Should I get a carbon fork for my road bike?
I thinking of upgrading my steel fre road bike to a carbon fork. I have tried a carbon fork in the past, and found it to be somewhat unsteady at high-speed (40 plus mph) descents. I weigh 185 pounds-does weight have a lot to do with the choice of a fork? Any suggestions? Should I just save the money and stay with my tried-and-true steel fork? Steve Weinberger Spokane, Washington
Hmmm. It’s plausible that the carbon fork contributed to the instability you mention. Certainly, carbon is not as stiff as steel or aluminum, so can feel a little twitchy under some circumstances. You may be on the margins for carbon fiber, weight wise-I have a carbon fork on a Cannondale I ride and have never had any high-speed problems, but I also weight 35 pounds less than you do.

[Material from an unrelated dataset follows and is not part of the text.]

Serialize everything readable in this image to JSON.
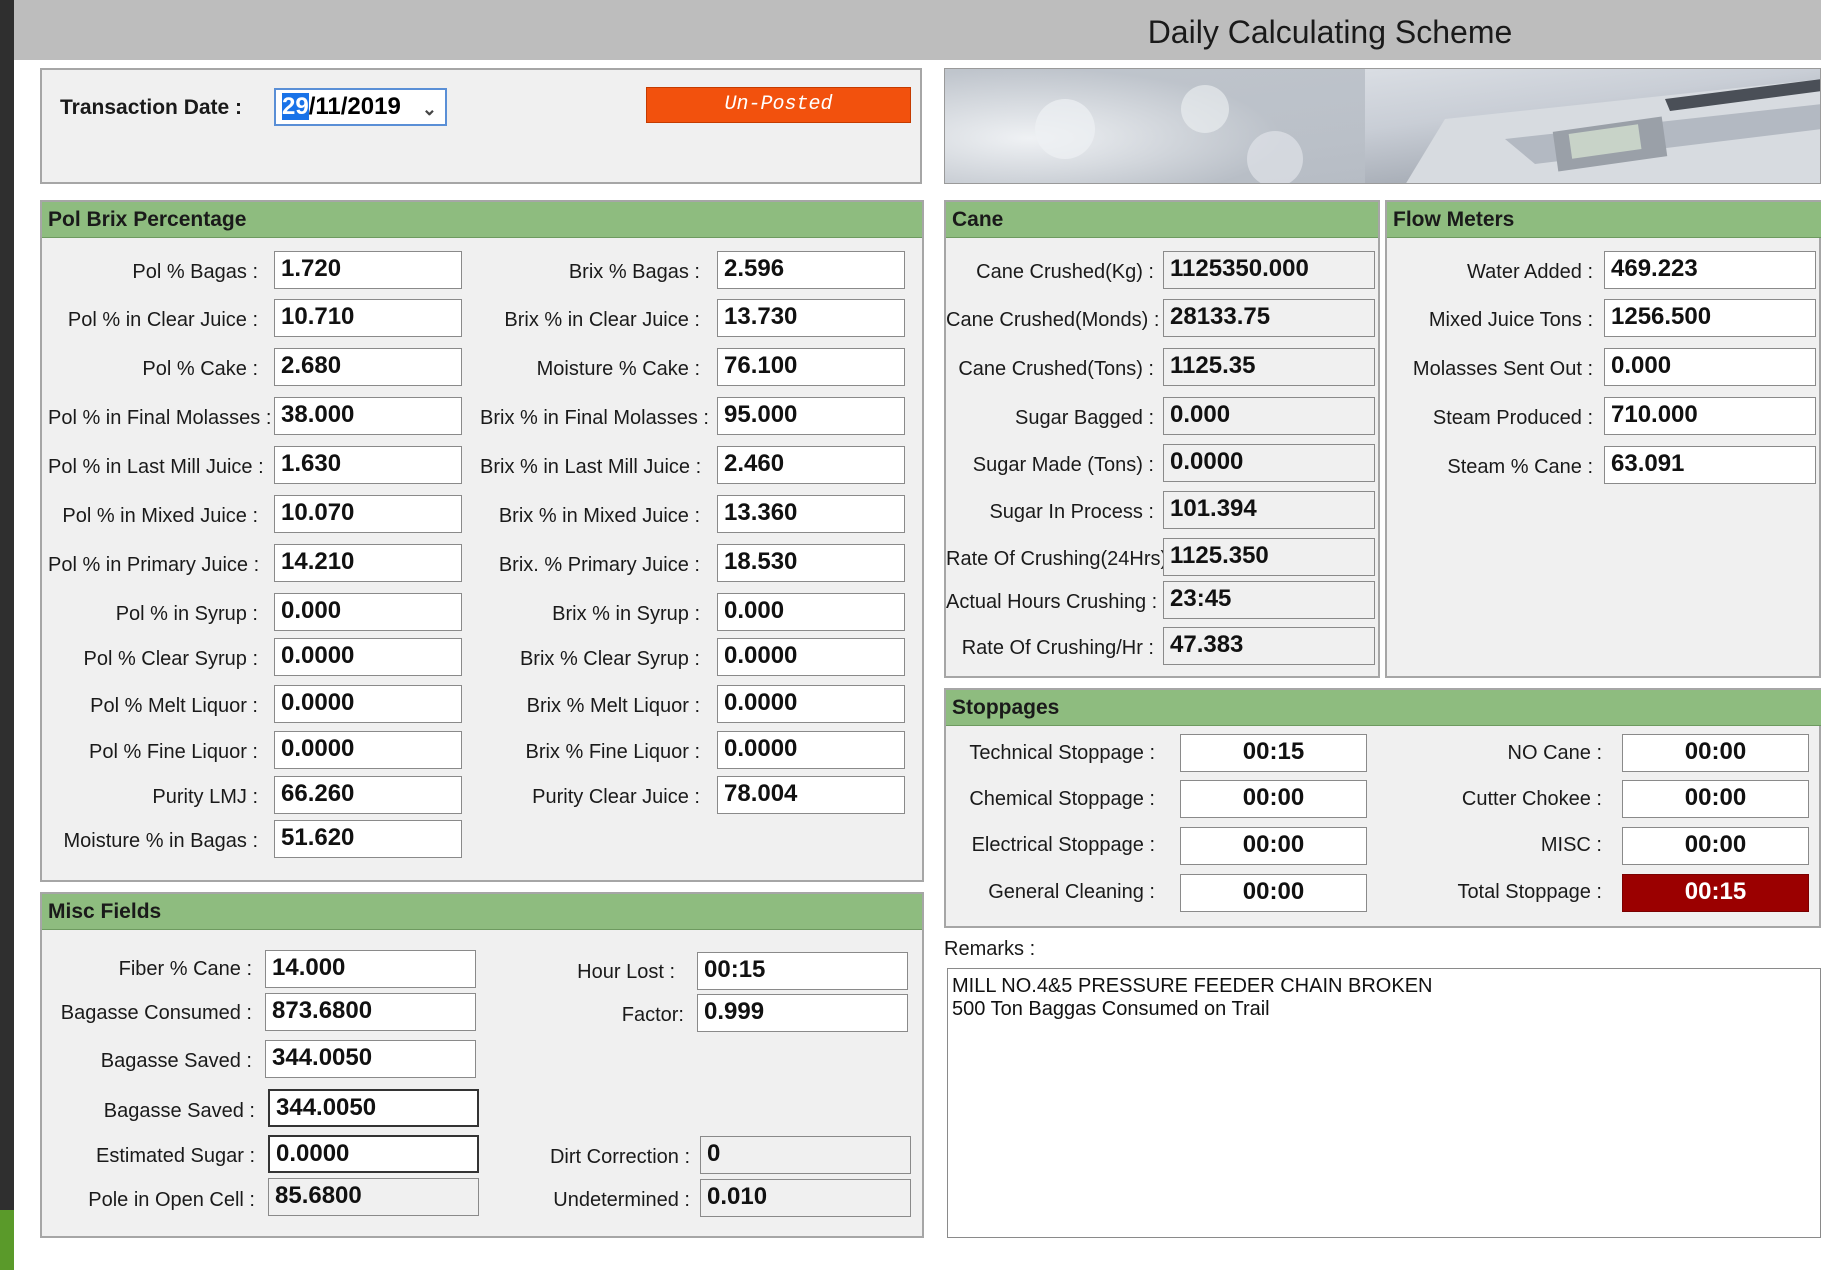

Anyway, I think these days the carbon fork makers have dialed in what it takes to make a fork that’s light and responsive yet stable. Try a Profile BRC Road Form ($199) with either an alloy or carbon fiber steerer. Light, but should be fine for fast downhills. So should the Kestrel EMS pro fork, a great buy from Nashbar (www.bikenashbar.com) right now at $179. Either way, here’s a trick to try if you don’t already know it: On fast descents, clamp the top tube between your knees. That will really help settle down the frame and leads to a more stable high-speed run.
The other question is whether the weight savings are worth it. Steel has some heft to it, but is such a nice-riding material that it almost negates the weight penalty. Maybe the thing to do is set aside the almost $200 a carbon fork would cost and use it as a starting point for a new-bike fund, aiming for something that’s aluminum, so you shave weight across the entire frame rather than just the fork. One possibility: Trek’s 1200, which has a super-lightweight frame that weighs a mere 2.85 pounds in 56cm, yet costs just over $1,000 for a built-up bike.